Chicken and dumplings were not chicken and dumplings, but a roast chicken, in your choice of white or dark meat, both with hyper-crispy skin that framed flesh that was just starting to dry out. It roosts in a smooth velouté (think sauce, slightly better than Mom's gravy) with tough, over-worked gnocchi dumplings and tender Swiss chard.
The seafood on the menu bends the farm to table mantra, but that's understandable in North Texas. Oysters from Washington are expensive and tasted old and dry, but a piece of king salmon served with summer succotash is invigorating. When your server asks if you'd like it medium, say yes, and then relish in the warm, rosy hue and firm, flavorful flesh of fresh, line-caught fish. The summertime mix of corn, fava beans and peas that share the plate will destroy the veggie medley in the freezer case of your mind, forever.
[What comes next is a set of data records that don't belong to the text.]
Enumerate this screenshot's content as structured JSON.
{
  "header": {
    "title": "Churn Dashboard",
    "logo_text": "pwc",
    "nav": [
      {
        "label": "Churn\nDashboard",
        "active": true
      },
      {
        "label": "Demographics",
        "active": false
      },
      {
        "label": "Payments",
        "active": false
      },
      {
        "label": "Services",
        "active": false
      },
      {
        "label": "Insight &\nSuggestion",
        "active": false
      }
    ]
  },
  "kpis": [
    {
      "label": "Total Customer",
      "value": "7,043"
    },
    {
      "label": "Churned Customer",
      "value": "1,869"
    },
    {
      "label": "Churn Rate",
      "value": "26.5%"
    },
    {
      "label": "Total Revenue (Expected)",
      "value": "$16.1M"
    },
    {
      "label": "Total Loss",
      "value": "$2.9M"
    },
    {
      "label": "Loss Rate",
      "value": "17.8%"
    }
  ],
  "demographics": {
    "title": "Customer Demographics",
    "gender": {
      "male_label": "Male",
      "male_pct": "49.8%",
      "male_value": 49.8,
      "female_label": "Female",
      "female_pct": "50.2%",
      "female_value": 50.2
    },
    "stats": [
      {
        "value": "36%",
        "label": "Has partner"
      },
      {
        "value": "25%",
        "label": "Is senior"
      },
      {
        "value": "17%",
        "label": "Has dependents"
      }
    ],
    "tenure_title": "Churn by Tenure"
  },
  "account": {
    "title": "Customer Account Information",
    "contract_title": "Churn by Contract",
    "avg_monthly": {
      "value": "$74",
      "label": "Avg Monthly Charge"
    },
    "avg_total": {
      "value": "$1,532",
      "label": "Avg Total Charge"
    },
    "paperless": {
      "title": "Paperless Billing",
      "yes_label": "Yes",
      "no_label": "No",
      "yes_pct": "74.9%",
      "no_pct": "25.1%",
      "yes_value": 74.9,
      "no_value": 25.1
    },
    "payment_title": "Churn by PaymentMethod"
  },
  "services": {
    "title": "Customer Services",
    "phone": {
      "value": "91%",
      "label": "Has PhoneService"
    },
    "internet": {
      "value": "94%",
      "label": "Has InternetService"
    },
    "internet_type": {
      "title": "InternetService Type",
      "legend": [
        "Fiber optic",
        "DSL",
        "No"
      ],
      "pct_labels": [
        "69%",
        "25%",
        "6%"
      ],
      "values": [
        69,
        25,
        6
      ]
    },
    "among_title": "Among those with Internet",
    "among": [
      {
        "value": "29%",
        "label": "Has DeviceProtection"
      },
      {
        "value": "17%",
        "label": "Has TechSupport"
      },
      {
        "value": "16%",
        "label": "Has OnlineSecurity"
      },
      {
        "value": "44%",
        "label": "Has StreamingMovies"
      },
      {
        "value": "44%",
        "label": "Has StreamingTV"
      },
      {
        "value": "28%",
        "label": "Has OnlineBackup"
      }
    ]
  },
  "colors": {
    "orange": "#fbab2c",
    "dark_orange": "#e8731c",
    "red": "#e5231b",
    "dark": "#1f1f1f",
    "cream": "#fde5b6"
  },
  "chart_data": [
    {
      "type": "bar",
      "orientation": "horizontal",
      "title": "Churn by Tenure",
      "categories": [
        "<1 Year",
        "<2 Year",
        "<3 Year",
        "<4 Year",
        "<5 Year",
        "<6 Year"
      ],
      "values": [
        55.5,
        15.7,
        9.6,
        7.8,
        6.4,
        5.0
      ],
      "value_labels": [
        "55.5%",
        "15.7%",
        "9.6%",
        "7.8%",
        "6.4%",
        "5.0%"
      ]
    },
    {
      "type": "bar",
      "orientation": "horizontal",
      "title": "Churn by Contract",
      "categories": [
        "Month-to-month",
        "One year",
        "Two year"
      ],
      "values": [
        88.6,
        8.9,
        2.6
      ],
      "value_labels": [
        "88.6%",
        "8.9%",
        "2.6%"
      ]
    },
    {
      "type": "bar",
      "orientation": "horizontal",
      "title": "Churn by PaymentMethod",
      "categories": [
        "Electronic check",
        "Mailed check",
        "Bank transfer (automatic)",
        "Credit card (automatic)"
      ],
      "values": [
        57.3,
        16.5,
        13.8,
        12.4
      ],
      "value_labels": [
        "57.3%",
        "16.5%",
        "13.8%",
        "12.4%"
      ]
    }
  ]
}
Sturgeon is even better, with a nice moist center and seriously crisp crust. (Whoever is working the fish station deserves a pat on the dorsal fin.) Savoy cabbage, fresh chickpeas, big leafy bites of parsley, and a savory sofrito share space in a simple, rustic plate that's flawlessly executed.
In so many restaurants appetizers elate and mains lose momentum, but the exact opposite occurs at Acme F&B. Along with those oysters that disappoint, a crab and grapefruit gratin coiffed with a tangle of lemon-dressed frisée is confusing. The grapefruit and seafood could be best of friends on their own, but the blanket of heavy cream the mixture swims in clashes with the bright citrus.
We Believe Local Journalism is Critical to the Life of a City
Engaging with our readers is essential to the Observer's mission. Make a financial contribution or sign up for a newsletter, and help us keep telling Dallas's stories with no paywalls.
Support Our Journalism
The offal schnitzel was a letdown, too. The small pieces of meat were oily, lost some breading and seemed out of place in an otherwise beautiful plate boasting capers, arugula and a fried egg with a perfectly runny yolk. Had the kitchen "schnitzeled" a tender, pounded piece of pork, this might be one of Acme's best plates, but while the restaurant should be praised for embracing nose-to-tail cookery, there are other ways to get customers to eat organs than breading and bubbling oil.
Ditto on the croquettes used to hide sweetbreads and tongue in a suspension of runny bechamel. If a restaurant is to educate its diners on the enjoyment of offal it has to make the organ meat the center of the stage. It has to let the guts shine.
Want proof? Try the charcuterie plate. The headcheese is a loose pâté made from the cooked face of a pig. The meat is coarsely chopped, lightly seasoned and subtly supported by a fig compote — it's delicious. There's a chicken liver mousse that shares the plate too. Only earthy liver dominates the palate as the smooth texture melts away, yet it's so rich and flavorful it draws an audible sigh at first bite.
Restaurants like Lucia and Campo have proven there are adventurous diners in Dallas, ready to expand their palates and explore a style of cooking that has been mostly dormant here for decades, if not forever. They've eaten pudding thickened with pig's blood and the raw hearts of cows and licked their plates clean, but they've been stuck in bohemian Oak Cliff. Acme F&B has a chance to teach a new set of diners that eating meat isn't all about rib-eyes and fillets — there are blood and bone marrow and guts, too. A whole-animal allocation program shouldn't be about disguising organ meats, but celebrating them for what they are: interesting, flavorful cuts some might otherwise never get to know.